A lifetime of roles has been handed to us. From the time we were given a name, a baby-jumpsuit and toys, we were directed to a tapered trail of character-abiding services in preparation of society's customs. Everything from our facial appearances to our belonging in random institutions has been vigilantly constructed, eras before our arrival. We have been handed tools of labor and leisure to mark ourselves in society's homogeneous walls. The divisions of what we talk of, adorn ourselves in and consume were erected from the beginning-and can be glimpsed at through the mere entertainment of magazines.
Whether reclining at the beach or our living room couch, reading material is always desired. Most of us aren't too likely to race for our text books or Steven Hawking's "A Brief History of Time" either. But between the pages of the many gender-specific, billion-circulated magazines, lies a world of hegemonic practices that is often evaded in a mask of simple diversion.
A quick flip through the glossy pages of Cosmopolitan or Glamour leads to a load of prancing anorexic figures and man-pleasing advice. The ads are embellished in fantasy-like backgrounds, with women running through the grass with their mouths open as if yelling, "I'm having such a great time!" or gazing upwards with an inspirational look and a speck of some makeup in the background-the sole contribution of this eternal glow.
A maze of words spring at you: "Brush before bed, don't overindulge your do", "How to snag more compliments", "Spark a steamy embrace", and "Summer Looks guys will go gaga for". "Getaway Beauty", outlines a stack of unnecessary items from hair-gel to cover-up which women should pack along to make their trip "lighter" and much more relaxed. Celebrities are epitomized and elite articles of clothes are desired. While the thin frames and oval faces progress idealistic beauty, the prestigious setting (all of the handbags and clothes most of us can't afford) mark the evident magnitude of the American dream.
From the ads to articles, it is obvious the postmodern female is one who appears confident, beautiful, rich and educated. A reader without one may be misguided–one cannot be sexually powered if she is uneducated, she'd be promiscuous. One cannot be beautiful without the consumption of products or give the appearance of confidence if she cannot afford these products or lifestyles, which will lead to increased attention from men.
Although our society has come far in condensing habitual gender policies, with the liberation of a woman's sexual freedom and political involvement, sometimes the most customary messages are secreted in an artifact of pure-leisure intent. Every page turned, a woman learns how to please and improve her appearance for others, which will direct her to improvement of her life chances.
When leafing through a men's magazine, it is easy to notice their satisfying rituals are a bit different. Stories don't focus on them being victimized or exhibit checklists of items to slather on to appear suitable. For them, it is all about pleasing themselves. A lingerie-poised woman seduces the cover with a string of other stripped females decorating the pages.
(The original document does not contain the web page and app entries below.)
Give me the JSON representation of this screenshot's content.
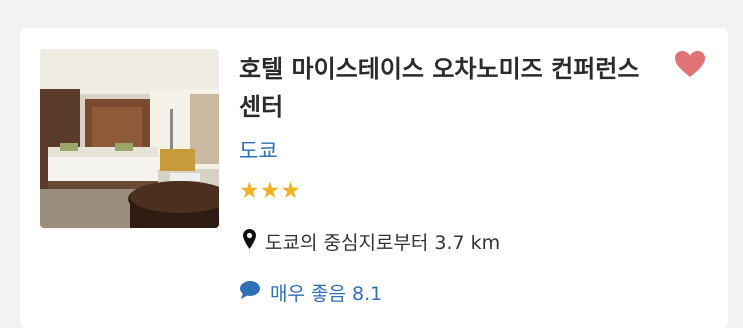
{
  "hotel": {
    "name": "호텔 마이스테이스 오차노미즈 컨퍼런스 센터",
    "location_link": "도쿄",
    "stars": "★★★",
    "star_rating": 3,
    "distance_text": "도쿄의 중심지로부터 3.7 km",
    "review_text": "매우 좋음 8.1",
    "favorite_saved": true
  },
  "colors": {
    "background": "#f2f2f2",
    "card": "#ffffff",
    "title_text": "#2b2b2b",
    "link_blue": "#2f6fb5",
    "star_gold": "#efb224",
    "heart": "#e07373"
  },
  "icons": {
    "favorite": "heart-icon",
    "distance": "map-pin-icon",
    "review": "speech-bubble-icon"
  }
}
Humorous articles paved with humorous beer ads convey a much more carefree lifestyle. Successful business men like Donald Trump and random NFL stars may reinforce the patriarchy and force behind a man's roles, and the woman remain naked copies of ornament to please men. There are much more movie reviews, comical stars, and articles on the latest powerful car than attention to tools of acceptance to fit in and win approval in society. The spotlight is on their hobbies, careers and flashy bachelor lifestyle than a world revolved around pleasing others.
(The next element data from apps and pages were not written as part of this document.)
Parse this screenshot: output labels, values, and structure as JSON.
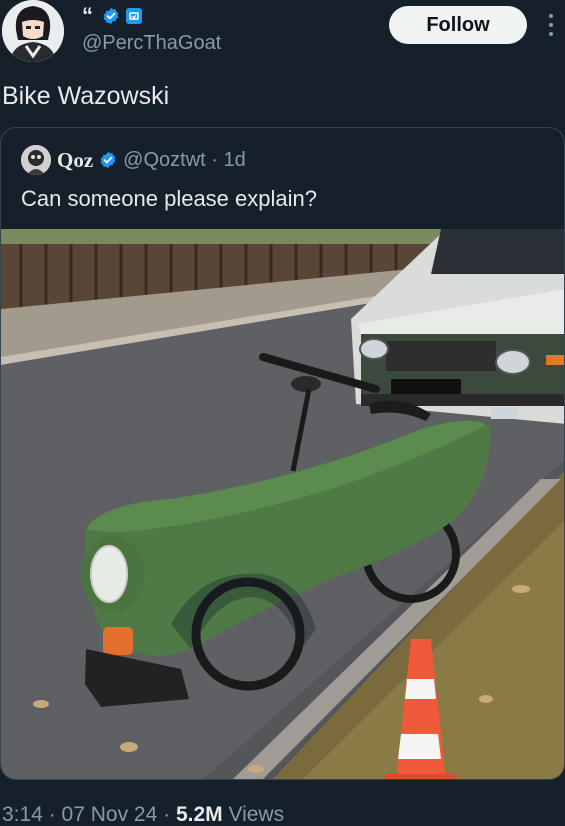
{
  "author": {
    "handle": "@PercThaGoat",
    "badge_icons": [
      "quote-mark-icon",
      "verified-badge-icon",
      "square-badge-icon"
    ],
    "follow_label": "Follow"
  },
  "tweet": {
    "text": "Bike Wazowski"
  },
  "quoted": {
    "name": "Qoz",
    "handle_time": "@Qoztwt · 1d",
    "text": "Can someone please explain?",
    "image": "photo of a green car-front shaped bicycle fairing on a street next to a white car and a traffic cone"
  },
  "meta": {
    "time_date": "3:14 · 07 Nov 24 · ",
    "views_count": "5.2M",
    "views_label": " Views"
  },
  "colors": {
    "background": "#15202b",
    "accent": "#1d9bf0",
    "text": "#e7e9ea",
    "muted": "#8b98a5"
  }
}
The comical ads from sports to business in men's magazines underline them as society's aggressors where the makeup, perfume and clothing ads in women's magazines portray them as sex objects. Although the media's cultivation effect isn't as hyped up as it may appear, what we devour from magazines is ensued in music videos, commercials, movies and TV shows. Although the release of institutional attitudes have assisted ages of cradle-grave assembled roles, in this consumer-driven nation we may still bypass the blatancy of hegemonic philosophy wrapped up in a common pleasurable product.
Jennae Mendoza is a junior journalism major. Her column will be running weekly all summer.